[Items from a data source]
####################

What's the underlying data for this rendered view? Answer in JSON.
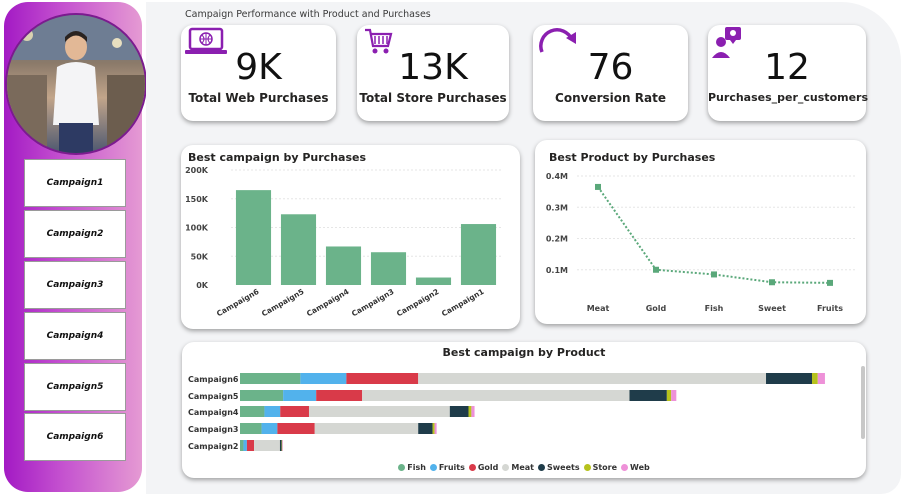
{
  "page_title": "Campaign Performance with Product and Purchases",
  "sidebar": {
    "buttons": [
      "Campaign1",
      "Campaign2",
      "Campaign3",
      "Campaign4",
      "Campaign5",
      "Campaign6"
    ]
  },
  "kpis": [
    {
      "value": "9K",
      "label": "Total Web Purchases",
      "icon": "laptop-icon"
    },
    {
      "value": "13K",
      "label": "Total Store Purchases",
      "icon": "shopping-cart-icon"
    },
    {
      "value": "76",
      "label": "Conversion Rate",
      "icon": "refresh-arrow-icon"
    },
    {
      "value": "12",
      "label": "Purchases_per_customers",
      "icon": "person-location-icon"
    }
  ],
  "colors": {
    "accent": "#a31ac4",
    "bar_green": "#6bb38a",
    "line_green": "#5aa87a"
  },
  "chart_data": [
    {
      "type": "bar",
      "title": "Best campaign by Purchases",
      "categories": [
        "Campaign6",
        "Campaign5",
        "Campaign4",
        "Campaign3",
        "Campaign2",
        "Campaign1"
      ],
      "values": [
        165000,
        123000,
        67000,
        57000,
        13000,
        106000
      ],
      "ylim": [
        0,
        200000
      ],
      "yticks": [
        "0K",
        "50K",
        "100K",
        "150K",
        "200K"
      ],
      "xlabel": "",
      "ylabel": "",
      "grid": true
    },
    {
      "type": "line",
      "title": "Best Product by Purchases",
      "categories": [
        "Meat",
        "Gold",
        "Fish",
        "Sweet",
        "Fruits"
      ],
      "values": [
        365000,
        100000,
        85000,
        60000,
        58000
      ],
      "ylim": [
        0,
        400000
      ],
      "yticks": [
        "0.1M",
        "0.2M",
        "0.3M",
        "0.4M"
      ],
      "grid": true
    },
    {
      "type": "bar",
      "orientation": "horizontal-stacked",
      "title": "Best campaign by Product",
      "categories": [
        "Campaign6",
        "Campaign5",
        "Campaign4",
        "Campaign3",
        "Campaign2"
      ],
      "series": [
        {
          "name": "Fish",
          "color": "#6bb38a",
          "values": [
            21000,
            15000,
            8500,
            7500,
            1200
          ]
        },
        {
          "name": "Fruits",
          "color": "#52b2ec",
          "values": [
            16000,
            11500,
            5500,
            5500,
            1200
          ]
        },
        {
          "name": "Gold",
          "color": "#d93a49",
          "values": [
            25000,
            16000,
            10000,
            13000,
            2500
          ]
        },
        {
          "name": "Meat",
          "color": "#d5d7d3",
          "values": [
            121000,
            93000,
            49000,
            36000,
            9000
          ]
        },
        {
          "name": "Sweets",
          "color": "#1f3c4a",
          "values": [
            16000,
            13000,
            6500,
            5000,
            600
          ]
        },
        {
          "name": "Store",
          "color": "#b6c21c",
          "values": [
            2000,
            1500,
            1000,
            700,
            200
          ]
        },
        {
          "name": "Web",
          "color": "#ee91d8",
          "values": [
            2500,
            1800,
            1100,
            700,
            200
          ]
        }
      ],
      "xlim": [
        0,
        215000
      ],
      "legend": "bottom-center"
    }
  ]
}
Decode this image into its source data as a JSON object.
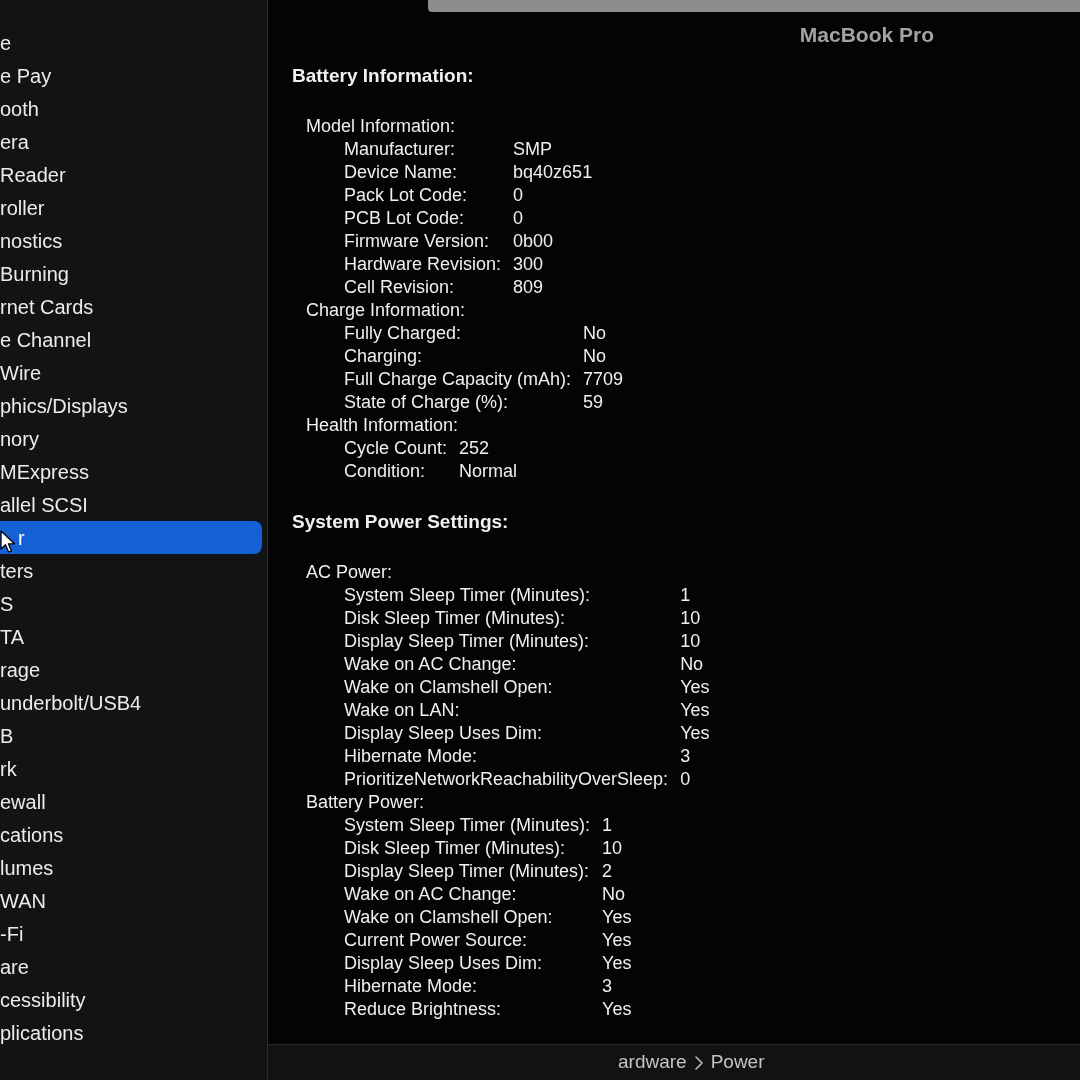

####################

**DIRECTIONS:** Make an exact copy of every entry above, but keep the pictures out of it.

**RESPONSE BOX:**
What's the underlying data for this rendered view? Answer in JSON.
{
  "page_title": "Campaign Performance with Product and Purchases",
  "sidebar": {
    "buttons": [
      "Campaign1",
      "Campaign2",
      "Campaign3",
      "Campaign4",
      "Campaign5",
      "Campaign6"
    ]
  },
  "kpis": [
    {
      "value": "9K",
      "label": "Total Web Purchases",
      "icon": "laptop-icon"
    },
    {
      "value": "13K",
      "label": "Total Store Purchases",
      "icon": "shopping-cart-icon"
    },
    {
      "value": "76",
      "label": "Conversion Rate",
      "icon": "refresh-arrow-icon"
    },
    {
      "value": "12",
      "label": "Purchases_per_customers",
      "icon": "person-location-icon"
    }
  ],
  "colors": {
    "accent": "#a31ac4",
    "bar_green": "#6bb38a",
    "line_green": "#5aa87a"
  },
  "chart_data": [
    {
      "type": "bar",
      "title": "Best campaign by Purchases",
      "categories": [
        "Campaign6",
        "Campaign5",
        "Campaign4",
        "Campaign3",
        "Campaign2",
        "Campaign1"
      ],
      "values": [
        165000,
        123000,
        67000,
        57000,
        13000,
        106000
      ],
      "ylim": [
        0,
        200000
      ],
      "yticks": [
        "0K",
        "50K",
        "100K",
        "150K",
        "200K"
      ],
      "xlabel": "",
      "ylabel": "",
      "grid": true
    },
    {
      "type": "line",
      "title": "Best Product by Purchases",
      "categories": [
        "Meat",
        "Gold",
        "Fish",
        "Sweet",
        "Fruits"
      ],
      "values": [
        365000,
        100000,
        85000,
        60000,
        58000
      ],
      "ylim": [
        0,
        400000
      ],
      "yticks": [
        "0.1M",
        "0.2M",
        "0.3M",
        "0.4M"
      ],
      "grid": true
    },
    {
      "type": "bar",
      "orientation": "horizontal-stacked",
      "title": "Best campaign by Product",
      "categories": [
        "Campaign6",
        "Campaign5",
        "Campaign4",
        "Campaign3",
        "Campaign2"
      ],
      "series": [
        {
          "name": "Fish",
          "color": "#6bb38a",
          "values": [
            21000,
            15000,
            8500,
            7500,
            1200
          ]
        },
        {
          "name": "Fruits",
          "color": "#52b2ec",
          "values": [
            16000,
            11500,
            5500,
            5500,
            1200
          ]
        },
        {
          "name": "Gold",
          "color": "#d93a49",
          "values": [
            25000,
            16000,
            10000,
            13000,
            2500
          ]
        },
        {
          "name": "Meat",
          "color": "#d5d7d3",
          "values": [
            121000,
            93000,
            49000,
            36000,
            9000
          ]
        },
        {
          "name": "Sweets",
          "color": "#1f3c4a",
          "values": [
            16000,
            13000,
            6500,
            5000,
            600
          ]
        },
        {
          "name": "Store",
          "color": "#b6c21c",
          "values": [
            2000,
            1500,
            1000,
            700,
            200
          ]
        },
        {
          "name": "Web",
          "color": "#ee91d8",
          "values": [
            2500,
            1800,
            1100,
            700,
            200
          ]
        }
      ],
      "xlim": [
        0,
        215000
      ],
      "legend": "bottom-center"
    }
  ]
}
Decode this image into its source data as a JSON object.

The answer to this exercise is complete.